September 19, 2002
Thank you Senator Kohl for holding this hearing, and thank you for the leadership that you have provided as Chairman of the Antitrust Subcommittee. I commend you for the bipartisan manner in which this Subcommittee operates. Over the years, we have agreed on many issues, disagreed on some others, but this Subcommittee has been productive because we always have been able to work very closely together. I look forward to continuing that work.
Before I get to the rest of my statement, I also would like to thank the Chairman and our witnesses for their flexibility in starting today's hearing a little bit early.
I am going to have to leave shortly to attend an Intelligence Committee hearing shortly, but I wanted to be here to give a brief statement because vigorous antitrust enforcement is a critical part of our economic system, and oversight is a key responsibility of this Subcommittee.
We are pleased to welcome Assistant Attorney General Charles James of the Antitrust Division and Chairman Tim Muris of the Federal Trade Commission to the hearing today. I appreciate the leadership that you both have provided to your respective agencies, and I look forward to continuing our work together, as we have worked with the Antitrust Division and the FTC in the past.
This oversight hearing is taking place in a different economic environment than we had at our last oversight hearing.
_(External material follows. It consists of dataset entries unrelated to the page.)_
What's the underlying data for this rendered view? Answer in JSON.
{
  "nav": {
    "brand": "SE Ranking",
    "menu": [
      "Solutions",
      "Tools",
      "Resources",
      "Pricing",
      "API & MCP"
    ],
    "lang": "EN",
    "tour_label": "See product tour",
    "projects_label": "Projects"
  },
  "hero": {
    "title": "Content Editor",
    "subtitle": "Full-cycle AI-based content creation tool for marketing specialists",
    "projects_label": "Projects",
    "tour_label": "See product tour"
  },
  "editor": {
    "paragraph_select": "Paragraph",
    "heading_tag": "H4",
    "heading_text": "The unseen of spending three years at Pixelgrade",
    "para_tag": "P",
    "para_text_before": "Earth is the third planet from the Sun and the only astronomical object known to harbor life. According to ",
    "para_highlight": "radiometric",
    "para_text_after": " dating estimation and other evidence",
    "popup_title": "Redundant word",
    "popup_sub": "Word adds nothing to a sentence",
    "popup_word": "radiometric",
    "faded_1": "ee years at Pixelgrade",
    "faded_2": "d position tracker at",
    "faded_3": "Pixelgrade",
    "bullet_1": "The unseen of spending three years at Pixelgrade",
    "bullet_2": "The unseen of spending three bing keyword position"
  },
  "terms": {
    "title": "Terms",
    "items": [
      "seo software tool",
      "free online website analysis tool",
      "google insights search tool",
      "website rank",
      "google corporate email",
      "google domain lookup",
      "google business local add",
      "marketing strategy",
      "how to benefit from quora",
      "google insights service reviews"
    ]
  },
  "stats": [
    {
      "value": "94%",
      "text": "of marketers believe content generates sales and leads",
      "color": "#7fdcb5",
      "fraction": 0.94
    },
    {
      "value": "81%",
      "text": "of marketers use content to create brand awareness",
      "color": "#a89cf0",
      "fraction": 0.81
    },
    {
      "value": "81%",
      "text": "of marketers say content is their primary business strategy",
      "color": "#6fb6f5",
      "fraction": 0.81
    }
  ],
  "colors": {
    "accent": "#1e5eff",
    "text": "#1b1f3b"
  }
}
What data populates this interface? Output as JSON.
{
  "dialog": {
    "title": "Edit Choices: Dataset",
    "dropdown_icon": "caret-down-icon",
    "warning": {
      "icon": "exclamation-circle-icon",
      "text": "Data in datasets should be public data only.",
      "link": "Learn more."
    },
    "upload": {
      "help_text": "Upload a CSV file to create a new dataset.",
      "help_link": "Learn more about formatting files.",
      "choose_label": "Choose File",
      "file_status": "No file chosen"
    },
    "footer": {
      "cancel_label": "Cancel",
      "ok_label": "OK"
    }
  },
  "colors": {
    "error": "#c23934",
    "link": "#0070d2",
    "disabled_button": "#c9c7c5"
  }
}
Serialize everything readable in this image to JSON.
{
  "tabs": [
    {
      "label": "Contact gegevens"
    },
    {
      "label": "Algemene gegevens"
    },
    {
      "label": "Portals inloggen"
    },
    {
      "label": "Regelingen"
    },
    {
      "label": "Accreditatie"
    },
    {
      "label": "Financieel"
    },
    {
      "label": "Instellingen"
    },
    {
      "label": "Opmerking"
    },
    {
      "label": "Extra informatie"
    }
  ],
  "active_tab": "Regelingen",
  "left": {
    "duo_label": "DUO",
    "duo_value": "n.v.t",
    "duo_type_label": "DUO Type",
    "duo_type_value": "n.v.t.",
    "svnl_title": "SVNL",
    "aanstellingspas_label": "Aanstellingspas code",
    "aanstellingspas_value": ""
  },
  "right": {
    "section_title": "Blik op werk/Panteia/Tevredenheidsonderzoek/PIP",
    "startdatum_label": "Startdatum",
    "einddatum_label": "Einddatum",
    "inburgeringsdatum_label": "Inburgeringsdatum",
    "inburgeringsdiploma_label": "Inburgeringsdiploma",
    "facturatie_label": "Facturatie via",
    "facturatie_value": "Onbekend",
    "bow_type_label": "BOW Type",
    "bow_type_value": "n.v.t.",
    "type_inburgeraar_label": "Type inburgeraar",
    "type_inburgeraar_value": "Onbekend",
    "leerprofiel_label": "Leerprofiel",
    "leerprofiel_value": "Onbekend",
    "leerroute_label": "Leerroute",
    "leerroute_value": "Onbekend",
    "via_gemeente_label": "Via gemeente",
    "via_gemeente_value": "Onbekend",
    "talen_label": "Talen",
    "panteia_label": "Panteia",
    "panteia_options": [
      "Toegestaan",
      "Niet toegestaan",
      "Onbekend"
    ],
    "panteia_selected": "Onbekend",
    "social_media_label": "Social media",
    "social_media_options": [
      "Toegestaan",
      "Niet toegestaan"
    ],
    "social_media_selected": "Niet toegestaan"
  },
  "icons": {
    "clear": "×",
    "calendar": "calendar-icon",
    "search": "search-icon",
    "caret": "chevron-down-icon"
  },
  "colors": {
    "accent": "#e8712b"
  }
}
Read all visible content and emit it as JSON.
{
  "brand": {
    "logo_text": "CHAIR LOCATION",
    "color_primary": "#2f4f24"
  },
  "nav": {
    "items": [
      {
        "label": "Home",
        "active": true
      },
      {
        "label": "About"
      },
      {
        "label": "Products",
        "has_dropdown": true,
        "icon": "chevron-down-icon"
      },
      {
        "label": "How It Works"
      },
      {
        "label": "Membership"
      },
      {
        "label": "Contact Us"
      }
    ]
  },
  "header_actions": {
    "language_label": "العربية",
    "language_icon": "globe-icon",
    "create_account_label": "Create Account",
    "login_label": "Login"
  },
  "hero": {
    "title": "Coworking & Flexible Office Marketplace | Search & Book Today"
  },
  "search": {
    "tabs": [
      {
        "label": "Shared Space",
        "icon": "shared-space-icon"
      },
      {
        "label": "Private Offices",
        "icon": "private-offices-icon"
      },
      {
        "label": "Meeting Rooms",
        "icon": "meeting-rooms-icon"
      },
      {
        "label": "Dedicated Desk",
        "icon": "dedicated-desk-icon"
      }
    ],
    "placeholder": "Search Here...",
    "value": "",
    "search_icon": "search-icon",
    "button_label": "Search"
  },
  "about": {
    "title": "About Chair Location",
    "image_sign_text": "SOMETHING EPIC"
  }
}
In fact, ever since Senator Kohl and I began serving on the Antitrust Subcommittee back in 1997, the economy had been in the midst of a tremendous wave of mergers and consolidation. Today, that wave has, to some extent, abated.
Nonetheless, as Senator Kohl has stated, vigorous antitrust enforcement remains vitally important to creating and maintaining a competitive environment that will benefit our economy. In fact, in these times of corporate scandal and economic uncertainty, it is even more important that companies compete vigorously, effectively, and fairly.
The Antitrust Division and the FTC are, of course, essential to making sure that happens, and I join Senator Kohl in urging both agencies to continue actively enforcing our antitrust laws -- something I know you both agree is quite important.
I'd like to briefly address two issues that I feel are particularly important. The first is the ongoing consolidation that we are seeing in the entertainment, news, and media industries. I have expressed concern about concentration in these industries in the past, and I remain concerned about it today. This concentration raises particularly important public policy questions that go beyond the traditional antitrust analysis.
The consolidation in the entertainment, news, and media industries has left more and more voices under the control of fewer and fewer media owners. This leaves citizens with fewer sources of the information and news that are necessary in a vibrant and open marketplace of ideas. Senator Kohl and I are planning to hold a hearing to examine this issue, probably early next year, and I look forward to working on this important issue in the Subcommittee.
My second area of concern is in the area of civil, non-merger enforcement. I think that as we have seen a decline in the number of mergers, we are seeing an increasing number of firms turning to joint ventures or other joint conduct instead.
While such arrangements differ from full-fledged mergers, they often have significant competitive impact, and require similar, vigorous scrutiny from the antitrust agencies.
Since these arrangements do not fall under the auspices of the Hart-Scott-Rodino Act, the agencies are not required to examine them under the statutory merger timelines. Despite the lack of statutory timelines, it is important that the agencies review these arrangements within reasonable time periods, without of course sacrificing careful, thorough, economically sound analysis.
Mr. Chairman, I look forward to working with you and the rest of this Subcommittee, and our witnesses, to ensure that such enforcement will continue. Thank you, Mr. Chairman.